Take-outs resisting Reilly's calorie counting
Small restaurants are digging their heels in and saying they won't be rolling out the calorie counts on menus demanded by Health Minister James Reilly.
The Restaurants Association of Ireland said the move would cost businesses €5,000 each, adding up to €110m at a time when they were struggling to stay open.
They have held seven regional meetings with hundreds of members nationwide and there was universal opposition to the measure which is supposed to be in place by year's end.
"It's not going to happen because it's far-fetched and unreasonable at a time of austerity," said chief executive Adrian Cummins.
Even though Dr Reilly was "gung-ho" about the move and has threatened legislation if restaurants don't voluntarily post their calorie counts, it would be impossible to police, Mr Cummins added.
While some fast food chains like Supermac's and Burger King were moving ahead with labelling, their scale and uniformity of menu made it easy. But small outlets don't have the training or money for it.
The US and Australia had introduced much more reasonable measures only requiring chains with more than 20 branches to state calorie contents, Mr Cummins said.
Indian chain the Bombay Pantry said calorie counts appeared impossibly difficult and expensive as there was too much variation in freshly cooked food.

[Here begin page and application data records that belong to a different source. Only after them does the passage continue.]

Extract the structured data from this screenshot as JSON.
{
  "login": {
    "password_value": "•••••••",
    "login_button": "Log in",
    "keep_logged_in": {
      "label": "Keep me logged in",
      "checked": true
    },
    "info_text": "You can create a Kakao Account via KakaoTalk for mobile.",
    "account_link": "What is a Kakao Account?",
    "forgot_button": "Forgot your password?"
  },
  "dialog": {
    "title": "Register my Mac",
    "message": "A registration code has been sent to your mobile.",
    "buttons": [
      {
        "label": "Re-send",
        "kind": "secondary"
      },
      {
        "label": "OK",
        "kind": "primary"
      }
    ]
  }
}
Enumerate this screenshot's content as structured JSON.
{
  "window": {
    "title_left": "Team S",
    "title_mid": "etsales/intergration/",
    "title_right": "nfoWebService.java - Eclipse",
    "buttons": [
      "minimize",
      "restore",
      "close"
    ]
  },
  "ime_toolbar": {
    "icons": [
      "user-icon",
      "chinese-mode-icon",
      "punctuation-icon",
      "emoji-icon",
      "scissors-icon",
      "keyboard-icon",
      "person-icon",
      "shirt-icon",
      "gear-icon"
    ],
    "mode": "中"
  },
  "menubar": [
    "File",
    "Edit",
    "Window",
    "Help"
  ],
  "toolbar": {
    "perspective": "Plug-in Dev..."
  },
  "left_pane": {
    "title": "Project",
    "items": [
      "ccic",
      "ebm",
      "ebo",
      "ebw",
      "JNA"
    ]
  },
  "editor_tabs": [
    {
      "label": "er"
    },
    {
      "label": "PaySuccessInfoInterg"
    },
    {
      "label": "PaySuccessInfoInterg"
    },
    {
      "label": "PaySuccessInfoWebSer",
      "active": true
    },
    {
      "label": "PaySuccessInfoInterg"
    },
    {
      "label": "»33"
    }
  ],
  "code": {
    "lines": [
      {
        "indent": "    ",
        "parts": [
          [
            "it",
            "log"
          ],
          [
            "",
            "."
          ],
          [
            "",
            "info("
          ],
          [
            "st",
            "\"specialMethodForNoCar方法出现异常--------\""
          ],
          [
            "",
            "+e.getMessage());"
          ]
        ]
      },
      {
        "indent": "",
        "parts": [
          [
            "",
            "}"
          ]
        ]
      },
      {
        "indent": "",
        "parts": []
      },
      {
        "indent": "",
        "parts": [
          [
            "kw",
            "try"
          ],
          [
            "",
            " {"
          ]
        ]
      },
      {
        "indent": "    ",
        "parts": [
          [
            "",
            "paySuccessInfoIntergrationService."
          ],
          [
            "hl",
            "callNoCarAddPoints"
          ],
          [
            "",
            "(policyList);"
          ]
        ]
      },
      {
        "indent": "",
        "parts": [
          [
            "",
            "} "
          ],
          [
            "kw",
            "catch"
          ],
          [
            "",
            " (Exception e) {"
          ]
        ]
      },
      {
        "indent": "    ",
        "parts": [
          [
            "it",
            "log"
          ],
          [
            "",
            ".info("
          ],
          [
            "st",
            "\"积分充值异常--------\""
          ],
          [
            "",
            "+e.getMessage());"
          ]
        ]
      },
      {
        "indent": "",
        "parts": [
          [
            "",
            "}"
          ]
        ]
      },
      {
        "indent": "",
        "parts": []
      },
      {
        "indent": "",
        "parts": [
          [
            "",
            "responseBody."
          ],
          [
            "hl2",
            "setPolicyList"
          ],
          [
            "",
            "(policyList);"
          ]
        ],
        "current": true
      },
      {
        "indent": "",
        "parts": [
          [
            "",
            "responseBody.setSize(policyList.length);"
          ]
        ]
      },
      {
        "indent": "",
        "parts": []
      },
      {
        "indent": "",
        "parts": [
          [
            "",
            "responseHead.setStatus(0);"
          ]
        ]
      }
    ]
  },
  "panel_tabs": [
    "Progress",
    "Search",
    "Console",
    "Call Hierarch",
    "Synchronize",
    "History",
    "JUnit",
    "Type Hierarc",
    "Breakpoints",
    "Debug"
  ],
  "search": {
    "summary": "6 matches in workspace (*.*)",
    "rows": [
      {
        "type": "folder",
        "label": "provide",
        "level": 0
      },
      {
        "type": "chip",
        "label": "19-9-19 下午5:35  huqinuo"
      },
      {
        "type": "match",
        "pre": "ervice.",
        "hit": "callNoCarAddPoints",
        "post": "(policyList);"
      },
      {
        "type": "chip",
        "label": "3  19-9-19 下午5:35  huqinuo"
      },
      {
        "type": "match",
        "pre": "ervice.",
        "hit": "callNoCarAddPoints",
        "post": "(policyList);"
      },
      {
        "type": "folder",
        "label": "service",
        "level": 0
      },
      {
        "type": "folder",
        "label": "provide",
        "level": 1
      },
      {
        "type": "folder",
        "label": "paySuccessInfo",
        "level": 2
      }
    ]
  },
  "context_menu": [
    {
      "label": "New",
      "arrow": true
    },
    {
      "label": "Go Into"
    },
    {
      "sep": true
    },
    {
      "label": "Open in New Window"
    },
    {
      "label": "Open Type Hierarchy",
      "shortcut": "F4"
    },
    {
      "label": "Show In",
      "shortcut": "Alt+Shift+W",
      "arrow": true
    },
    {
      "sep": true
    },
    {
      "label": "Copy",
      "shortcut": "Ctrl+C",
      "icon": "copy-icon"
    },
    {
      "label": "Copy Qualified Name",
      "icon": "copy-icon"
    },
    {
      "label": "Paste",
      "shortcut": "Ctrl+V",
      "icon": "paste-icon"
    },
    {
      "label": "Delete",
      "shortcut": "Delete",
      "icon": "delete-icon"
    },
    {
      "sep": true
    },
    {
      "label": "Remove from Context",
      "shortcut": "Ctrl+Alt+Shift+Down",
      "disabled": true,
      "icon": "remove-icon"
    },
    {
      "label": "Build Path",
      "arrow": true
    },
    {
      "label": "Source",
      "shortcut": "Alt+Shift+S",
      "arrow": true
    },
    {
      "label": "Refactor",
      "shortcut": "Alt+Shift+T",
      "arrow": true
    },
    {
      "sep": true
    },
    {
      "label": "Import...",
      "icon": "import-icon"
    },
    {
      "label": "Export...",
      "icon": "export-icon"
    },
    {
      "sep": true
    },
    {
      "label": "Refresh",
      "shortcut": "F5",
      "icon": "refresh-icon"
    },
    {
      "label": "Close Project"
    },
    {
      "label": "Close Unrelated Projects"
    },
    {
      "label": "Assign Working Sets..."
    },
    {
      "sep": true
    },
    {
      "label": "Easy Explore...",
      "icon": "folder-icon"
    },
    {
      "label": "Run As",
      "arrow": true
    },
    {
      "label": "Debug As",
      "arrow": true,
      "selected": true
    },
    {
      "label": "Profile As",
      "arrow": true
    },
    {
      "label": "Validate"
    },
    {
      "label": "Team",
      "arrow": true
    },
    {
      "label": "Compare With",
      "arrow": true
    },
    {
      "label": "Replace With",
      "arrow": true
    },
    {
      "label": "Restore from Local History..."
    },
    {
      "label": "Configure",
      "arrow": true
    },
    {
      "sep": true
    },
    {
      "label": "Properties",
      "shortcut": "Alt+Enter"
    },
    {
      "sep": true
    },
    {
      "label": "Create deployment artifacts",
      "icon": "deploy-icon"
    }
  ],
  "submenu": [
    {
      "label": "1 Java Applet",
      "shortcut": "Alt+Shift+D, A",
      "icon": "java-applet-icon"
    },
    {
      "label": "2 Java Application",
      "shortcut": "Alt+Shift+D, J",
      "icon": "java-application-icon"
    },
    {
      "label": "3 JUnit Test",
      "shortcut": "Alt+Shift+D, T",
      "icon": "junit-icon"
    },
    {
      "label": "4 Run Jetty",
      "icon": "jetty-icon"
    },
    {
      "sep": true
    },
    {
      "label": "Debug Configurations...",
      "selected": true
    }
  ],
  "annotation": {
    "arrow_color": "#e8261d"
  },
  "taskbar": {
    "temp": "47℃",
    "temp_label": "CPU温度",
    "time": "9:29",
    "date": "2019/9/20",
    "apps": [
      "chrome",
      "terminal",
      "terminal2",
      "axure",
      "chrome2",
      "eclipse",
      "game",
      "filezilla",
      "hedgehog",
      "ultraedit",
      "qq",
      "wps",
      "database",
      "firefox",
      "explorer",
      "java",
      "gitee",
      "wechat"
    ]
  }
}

The Food Safety Authority is working on an online calorie counter that helps restaurants to analyse counts by inputting the ingredients used.